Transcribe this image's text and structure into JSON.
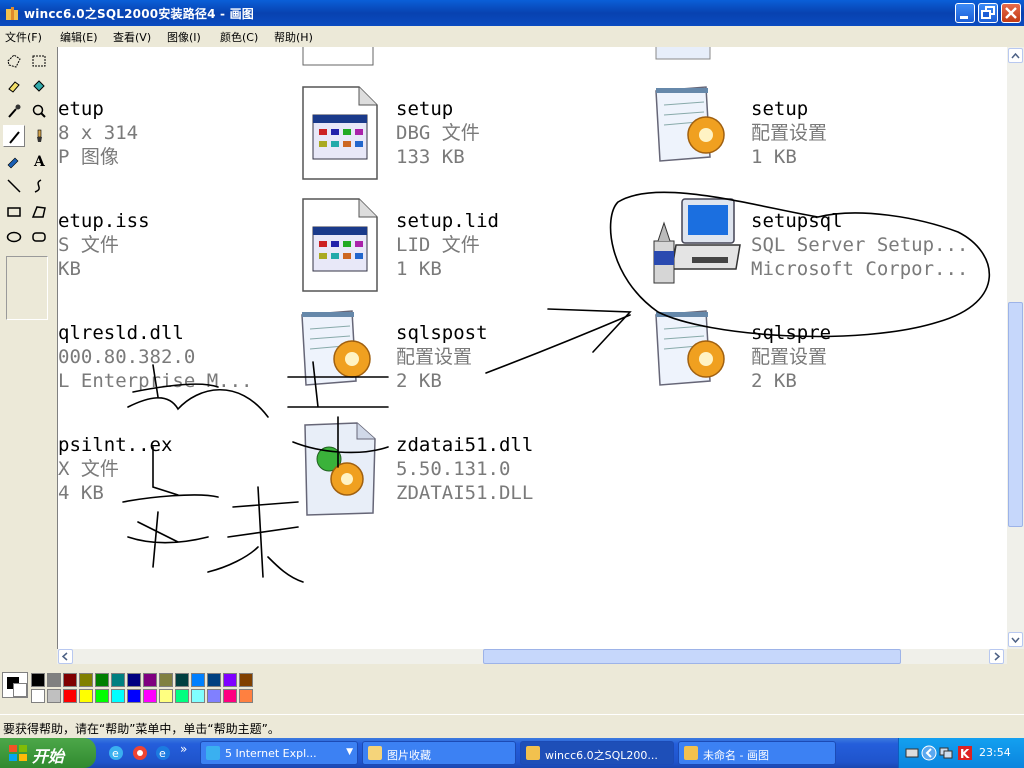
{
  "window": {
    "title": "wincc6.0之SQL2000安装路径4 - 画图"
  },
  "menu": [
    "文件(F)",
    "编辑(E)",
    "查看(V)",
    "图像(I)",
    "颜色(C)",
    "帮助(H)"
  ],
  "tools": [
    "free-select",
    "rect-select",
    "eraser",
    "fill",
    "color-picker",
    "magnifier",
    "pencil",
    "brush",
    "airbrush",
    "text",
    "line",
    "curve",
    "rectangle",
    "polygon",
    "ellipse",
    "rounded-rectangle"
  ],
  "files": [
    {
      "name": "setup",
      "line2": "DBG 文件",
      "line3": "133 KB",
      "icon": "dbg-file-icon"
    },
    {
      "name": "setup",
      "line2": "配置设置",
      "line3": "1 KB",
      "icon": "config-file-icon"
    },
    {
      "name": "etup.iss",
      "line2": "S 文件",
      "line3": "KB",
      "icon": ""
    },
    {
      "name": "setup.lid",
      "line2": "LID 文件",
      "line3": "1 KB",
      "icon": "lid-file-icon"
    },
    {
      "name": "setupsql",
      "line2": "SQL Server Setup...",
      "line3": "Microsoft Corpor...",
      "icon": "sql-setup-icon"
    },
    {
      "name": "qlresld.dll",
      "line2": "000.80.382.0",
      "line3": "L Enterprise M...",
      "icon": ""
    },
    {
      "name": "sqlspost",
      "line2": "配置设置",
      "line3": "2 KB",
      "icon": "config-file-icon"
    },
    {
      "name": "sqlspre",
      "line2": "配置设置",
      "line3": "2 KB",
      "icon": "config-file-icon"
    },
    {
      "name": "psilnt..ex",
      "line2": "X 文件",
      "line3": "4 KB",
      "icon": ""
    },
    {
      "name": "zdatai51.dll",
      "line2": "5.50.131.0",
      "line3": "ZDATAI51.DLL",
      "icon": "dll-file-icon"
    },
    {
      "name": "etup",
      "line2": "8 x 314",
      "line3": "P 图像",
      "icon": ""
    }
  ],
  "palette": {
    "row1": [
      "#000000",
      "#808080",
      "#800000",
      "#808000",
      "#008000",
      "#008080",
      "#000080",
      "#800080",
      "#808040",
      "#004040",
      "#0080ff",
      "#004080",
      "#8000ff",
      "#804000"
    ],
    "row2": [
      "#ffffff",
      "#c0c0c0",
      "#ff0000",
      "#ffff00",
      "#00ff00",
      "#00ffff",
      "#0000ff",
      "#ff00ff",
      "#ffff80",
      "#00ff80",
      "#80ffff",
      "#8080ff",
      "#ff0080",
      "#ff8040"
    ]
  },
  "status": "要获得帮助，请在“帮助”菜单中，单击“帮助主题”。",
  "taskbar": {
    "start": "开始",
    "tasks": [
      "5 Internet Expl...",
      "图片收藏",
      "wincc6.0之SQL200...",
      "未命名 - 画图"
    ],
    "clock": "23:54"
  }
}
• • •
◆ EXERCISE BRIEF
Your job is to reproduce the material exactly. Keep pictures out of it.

◆ REPLY TO THE EXERCISE
Transcribe this image's text and structure into JSON.
{
  "window": {
    "title": "wincc6.0之SQL2000安装路径4 - 画图"
  },
  "menu": [
    "文件(F)",
    "编辑(E)",
    "查看(V)",
    "图像(I)",
    "颜色(C)",
    "帮助(H)"
  ],
  "tools": [
    "free-select",
    "rect-select",
    "eraser",
    "fill",
    "color-picker",
    "magnifier",
    "pencil",
    "brush",
    "airbrush",
    "text",
    "line",
    "curve",
    "rectangle",
    "polygon",
    "ellipse",
    "rounded-rectangle"
  ],
  "files": [
    {
      "name": "setup",
      "line2": "DBG 文件",
      "line3": "133 KB",
      "icon": "dbg-file-icon"
    },
    {
      "name": "setup",
      "line2": "配置设置",
      "line3": "1 KB",
      "icon": "config-file-icon"
    },
    {
      "name": "etup.iss",
      "line2": "S 文件",
      "line3": "KB",
      "icon": ""
    },
    {
      "name": "setup.lid",
      "line2": "LID 文件",
      "line3": "1 KB",
      "icon": "lid-file-icon"
    },
    {
      "name": "setupsql",
      "line2": "SQL Server Setup...",
      "line3": "Microsoft Corpor...",
      "icon": "sql-setup-icon"
    },
    {
      "name": "qlresld.dll",
      "line2": "000.80.382.0",
      "line3": "L Enterprise M...",
      "icon": ""
    },
    {
      "name": "sqlspost",
      "line2": "配置设置",
      "line3": "2 KB",
      "icon": "config-file-icon"
    },
    {
      "name": "sqlspre",
      "line2": "配置设置",
      "line3": "2 KB",
      "icon": "config-file-icon"
    },
    {
      "name": "psilnt..ex",
      "line2": "X 文件",
      "line3": "4 KB",
      "icon": ""
    },
    {
      "name": "zdatai51.dll",
      "line2": "5.50.131.0",
      "line3": "ZDATAI51.DLL",
      "icon": "dll-file-icon"
    },
    {
      "name": "etup",
      "line2": "8 x 314",
      "line3": "P 图像",
      "icon": ""
    }
  ],
  "palette": {
    "row1": [
      "#000000",
      "#808080",
      "#800000",
      "#808000",
      "#008000",
      "#008080",
      "#000080",
      "#800080",
      "#808040",
      "#004040",
      "#0080ff",
      "#004080",
      "#8000ff",
      "#804000"
    ],
    "row2": [
      "#ffffff",
      "#c0c0c0",
      "#ff0000",
      "#ffff00",
      "#00ff00",
      "#00ffff",
      "#0000ff",
      "#ff00ff",
      "#ffff80",
      "#00ff80",
      "#80ffff",
      "#8080ff",
      "#ff0080",
      "#ff8040"
    ]
  },
  "status": "要获得帮助，请在“帮助”菜单中，单击“帮助主题”。",
  "taskbar": {
    "start": "开始",
    "tasks": [
      "5 Internet Expl...",
      "图片收藏",
      "wincc6.0之SQL200...",
      "未命名 - 画图"
    ],
    "clock": "23:54"
  }
}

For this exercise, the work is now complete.